Dataset items
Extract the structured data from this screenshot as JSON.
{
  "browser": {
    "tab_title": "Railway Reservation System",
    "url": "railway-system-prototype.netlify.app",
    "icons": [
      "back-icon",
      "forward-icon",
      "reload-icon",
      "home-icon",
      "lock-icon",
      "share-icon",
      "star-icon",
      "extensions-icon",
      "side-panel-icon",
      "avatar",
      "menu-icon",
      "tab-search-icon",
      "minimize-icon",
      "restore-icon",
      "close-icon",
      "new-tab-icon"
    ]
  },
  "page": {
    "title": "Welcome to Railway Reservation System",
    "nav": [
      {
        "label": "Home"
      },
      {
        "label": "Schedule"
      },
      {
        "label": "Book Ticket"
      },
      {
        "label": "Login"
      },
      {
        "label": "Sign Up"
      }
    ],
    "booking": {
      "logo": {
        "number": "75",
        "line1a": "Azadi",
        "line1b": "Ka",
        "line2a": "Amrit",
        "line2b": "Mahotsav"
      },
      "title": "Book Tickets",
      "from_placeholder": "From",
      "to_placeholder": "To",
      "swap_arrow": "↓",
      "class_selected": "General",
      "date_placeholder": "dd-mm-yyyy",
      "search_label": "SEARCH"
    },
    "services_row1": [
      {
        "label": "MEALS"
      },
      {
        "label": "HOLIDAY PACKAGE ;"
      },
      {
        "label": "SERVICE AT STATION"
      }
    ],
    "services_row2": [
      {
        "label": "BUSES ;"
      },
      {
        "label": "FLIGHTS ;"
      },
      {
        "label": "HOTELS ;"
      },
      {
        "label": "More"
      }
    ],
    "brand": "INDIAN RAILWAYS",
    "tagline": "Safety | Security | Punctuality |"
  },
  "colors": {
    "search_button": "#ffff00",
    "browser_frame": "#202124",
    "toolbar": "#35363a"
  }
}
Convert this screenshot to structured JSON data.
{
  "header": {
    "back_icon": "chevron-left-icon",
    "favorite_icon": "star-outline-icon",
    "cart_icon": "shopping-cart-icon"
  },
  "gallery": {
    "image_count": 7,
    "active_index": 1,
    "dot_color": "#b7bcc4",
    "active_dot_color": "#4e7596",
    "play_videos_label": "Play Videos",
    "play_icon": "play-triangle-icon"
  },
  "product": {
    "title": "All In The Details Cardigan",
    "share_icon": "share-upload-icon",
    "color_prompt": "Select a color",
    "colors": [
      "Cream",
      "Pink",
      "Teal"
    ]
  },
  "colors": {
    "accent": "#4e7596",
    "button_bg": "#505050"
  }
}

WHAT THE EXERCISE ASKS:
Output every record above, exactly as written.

REPLY TO THE EXERCISE:
Extract the structured data from this screenshot as JSON.
{
  "browser": {
    "tab_title": "Railway Reservation System",
    "url": "railway-system-prototype.netlify.app",
    "icons": [
      "back-icon",
      "forward-icon",
      "reload-icon",
      "home-icon",
      "lock-icon",
      "share-icon",
      "star-icon",
      "extensions-icon",
      "side-panel-icon",
      "avatar",
      "menu-icon",
      "tab-search-icon",
      "minimize-icon",
      "restore-icon",
      "close-icon",
      "new-tab-icon"
    ]
  },
  "page": {
    "title": "Welcome to Railway Reservation System",
    "nav": [
      {
        "label": "Home"
      },
      {
        "label": "Schedule"
      },
      {
        "label": "Book Ticket"
      },
      {
        "label": "Login"
      },
      {
        "label": "Sign Up"
      }
    ],
    "booking": {
      "logo": {
        "number": "75",
        "line1a": "Azadi",
        "line1b": "Ka",
        "line2a": "Amrit",
        "line2b": "Mahotsav"
      },
      "title": "Book Tickets",
      "from_placeholder": "From",
      "to_placeholder": "To",
      "swap_arrow": "↓",
      "class_selected": "General",
      "date_placeholder": "dd-mm-yyyy",
      "search_label": "SEARCH"
    },
    "services_row1": [
      {
        "label": "MEALS"
      },
      {
        "label": "HOLIDAY PACKAGE ;"
      },
      {
        "label": "SERVICE AT STATION"
      }
    ],
    "services_row2": [
      {
        "label": "BUSES ;"
      },
      {
        "label": "FLIGHTS ;"
      },
      {
        "label": "HOTELS ;"
      },
      {
        "label": "More"
      }
    ],
    "brand": "INDIAN RAILWAYS",
    "tagline": "Safety | Security | Punctuality |"
  },
  "colors": {
    "search_button": "#ffff00",
    "browser_frame": "#202124",
    "toolbar": "#35363a"
  }
}
Convert this screenshot to structured JSON data.
{
  "header": {
    "back_icon": "chevron-left-icon",
    "favorite_icon": "star-outline-icon",
    "cart_icon": "shopping-cart-icon"
  },
  "gallery": {
    "image_count": 7,
    "active_index": 1,
    "dot_color": "#b7bcc4",
    "active_dot_color": "#4e7596",
    "play_videos_label": "Play Videos",
    "play_icon": "play-triangle-icon"
  },
  "product": {
    "title": "All In The Details Cardigan",
    "share_icon": "share-upload-icon",
    "color_prompt": "Select a color",
    "colors": [
      "Cream",
      "Pink",
      "Teal"
    ]
  },
  "colors": {
    "accent": "#4e7596",
    "button_bg": "#505050"
  }
}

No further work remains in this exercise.